* **What is required**: Wherever a line in the records below contains "image", copy that line.

(Saved data entries)

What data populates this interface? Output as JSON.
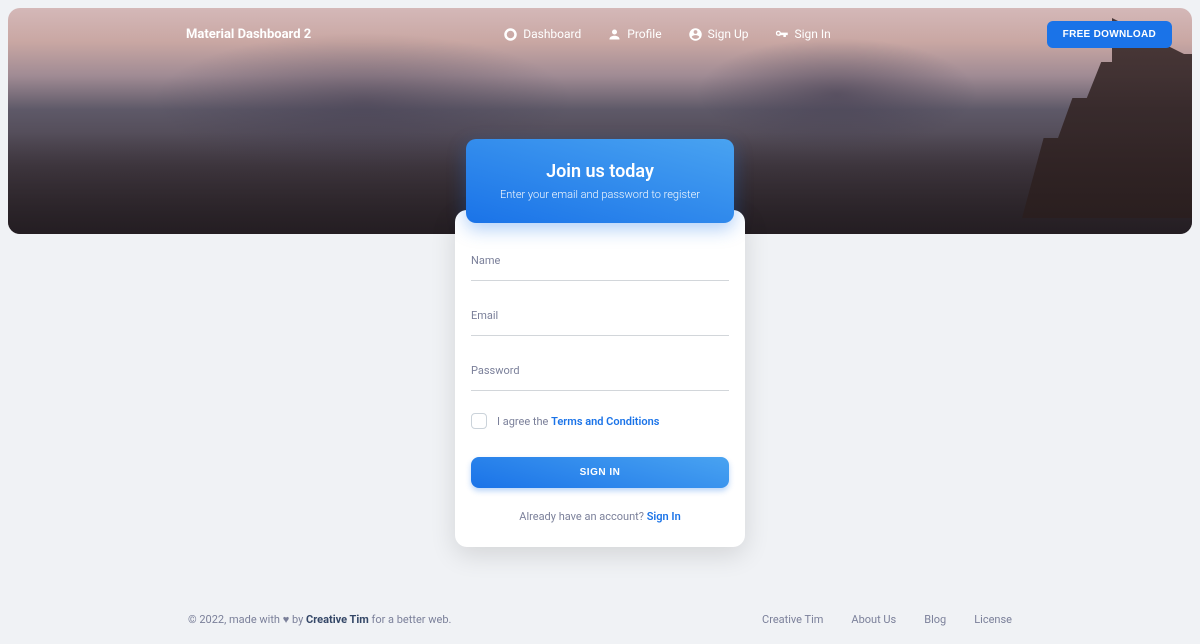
{
  "brand": "Material Dashboard 2",
  "nav": {
    "dashboard": "Dashboard",
    "profile": "Profile",
    "signup": "Sign Up",
    "signin": "Sign In"
  },
  "download_label": "FREE DOWNLOAD",
  "card": {
    "title": "Join us today",
    "subtitle": "Enter your email and password to register",
    "name_label": "Name",
    "email_label": "Email",
    "password_label": "Password",
    "agree_prefix": "I agree the ",
    "agree_link": "Terms and Conditions",
    "submit": "SIGN IN",
    "already_prefix": "Already have an account? ",
    "already_link": "Sign In"
  },
  "footer": {
    "copyright_prefix": "© 2022, made with ",
    "by": " by ",
    "author": "Creative Tim",
    "suffix": " for a better web.",
    "links": {
      "creative_tim": "Creative Tim",
      "about": "About Us",
      "blog": "Blog",
      "license": "License"
    }
  }
}
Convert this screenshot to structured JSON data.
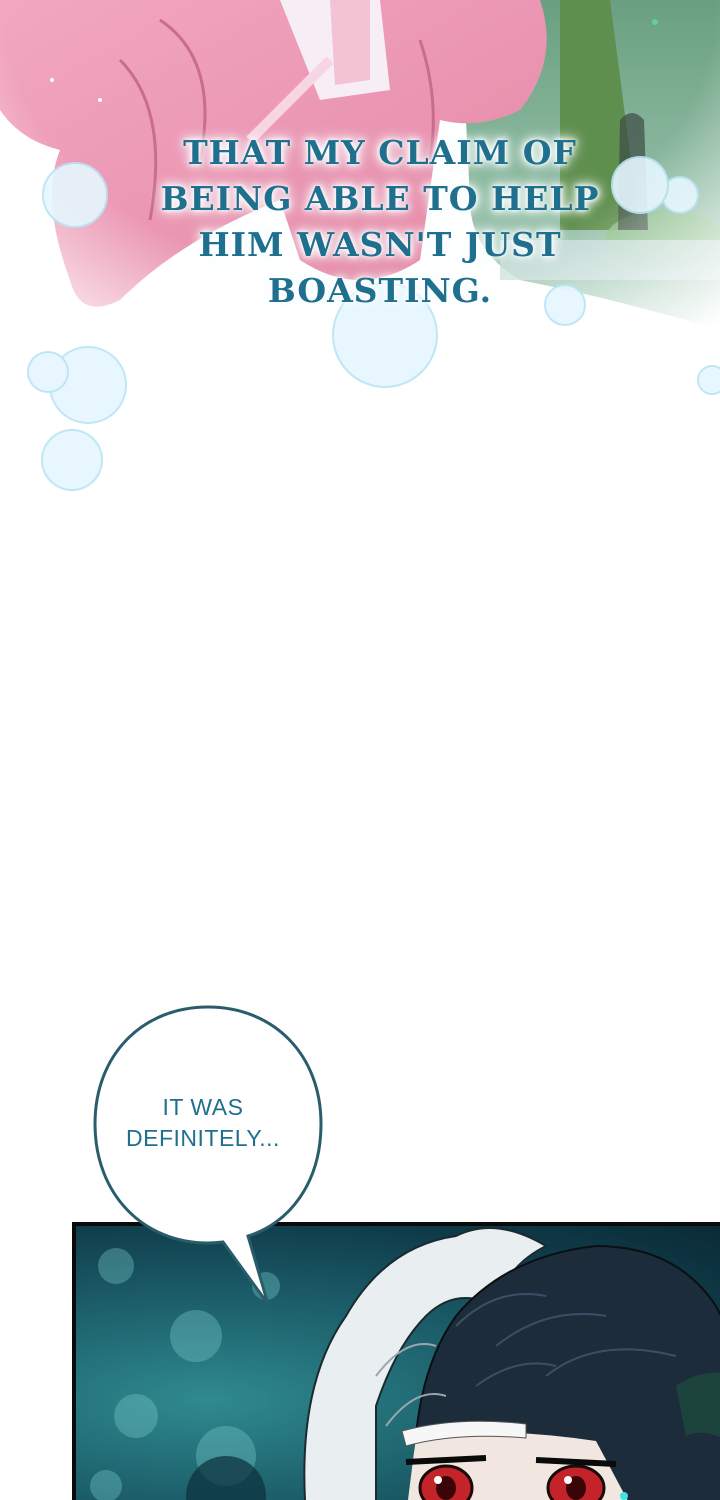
{
  "narration": {
    "text": "THAT MY CLAIM OF BEING ABLE TO HELP HIM WASN'T JUST BOASTING."
  },
  "speech_bubble": {
    "text": "IT WAS DEFINITELY..."
  },
  "colors": {
    "text_teal": "#1f6f8f",
    "panel_border": "#0a0a0a",
    "eye_red": "#c4232a"
  }
}
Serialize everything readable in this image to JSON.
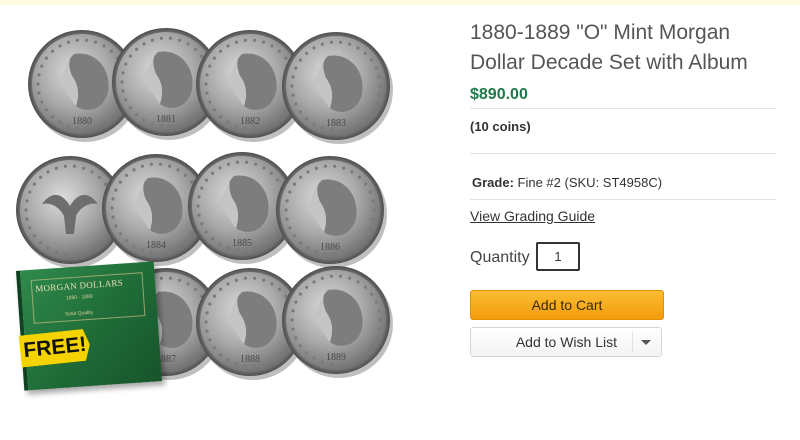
{
  "product": {
    "title": "1880-1889 \"O\" Mint Morgan Dollar Decade Set with Album",
    "price": "$890.00",
    "coin_count": "(10 coins)",
    "grade_label": "Grade:",
    "grade_value": "Fine #2 (SKU: ST4958C)",
    "grading_guide_link": "View Grading Guide",
    "quantity_label": "Quantity",
    "quantity_value": "1",
    "add_to_cart": "Add to Cart",
    "add_to_wishlist": "Add to Wish List"
  },
  "image": {
    "badge": "FREE!",
    "album_title": "MORGAN DOLLARS",
    "album_years": "1880 - 1889",
    "album_sub": "Solid Quality",
    "coin_dates": [
      "1880",
      "1881",
      "1882",
      "1883",
      "",
      "1884",
      "1885",
      "1886",
      "1887",
      "1888",
      "1889"
    ]
  },
  "colors": {
    "price": "#1f7a4a",
    "cart_button": "#f8ab1c",
    "album": "#2f8a4c",
    "badge": "#f4d300"
  }
}
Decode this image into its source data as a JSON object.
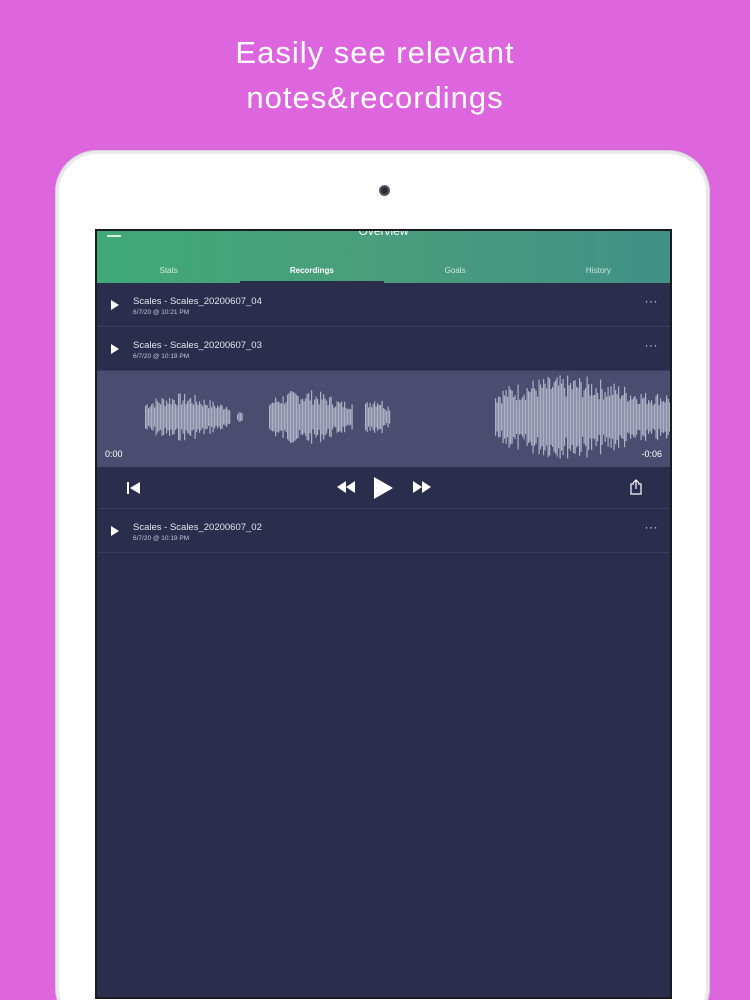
{
  "headline": {
    "line1": "Easily see relevant",
    "line2": "notes&recordings"
  },
  "app": {
    "nav_title": "Overview",
    "tabs": [
      {
        "label": "Stats",
        "active": false
      },
      {
        "label": "Recordings",
        "active": true
      },
      {
        "label": "Goals",
        "active": false
      },
      {
        "label": "History",
        "active": false
      }
    ],
    "recordings": [
      {
        "title": "Scales - Scales_20200607_04",
        "date": "6/7/20 @ 10:21 PM",
        "more": "···"
      },
      {
        "title": "Scales - Scales_20200607_03",
        "date": "6/7/20 @ 10:19 PM",
        "more": "···"
      },
      {
        "title": "Scales - Scales_20200607_02",
        "date": "6/7/20 @ 10:19 PM",
        "more": "···"
      }
    ],
    "player": {
      "time_start": "0:00",
      "time_end": "-0:06",
      "icons": [
        "skip-to-start-icon",
        "rewind-icon",
        "play-icon",
        "fast-forward-icon",
        "share-icon"
      ]
    }
  },
  "colors": {
    "background": "#dd66de",
    "header_gradient_start": "#3fa978",
    "header_gradient_end": "#3f9185",
    "list_background": "#2b2d4d",
    "waveform_background": "#4a4d6f",
    "waveform": "#aeb1c6"
  }
}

* **Expected output**:
Serialize everything readable in this image to JSON.
  "image": {
Decode this image into its source data as a JSON object.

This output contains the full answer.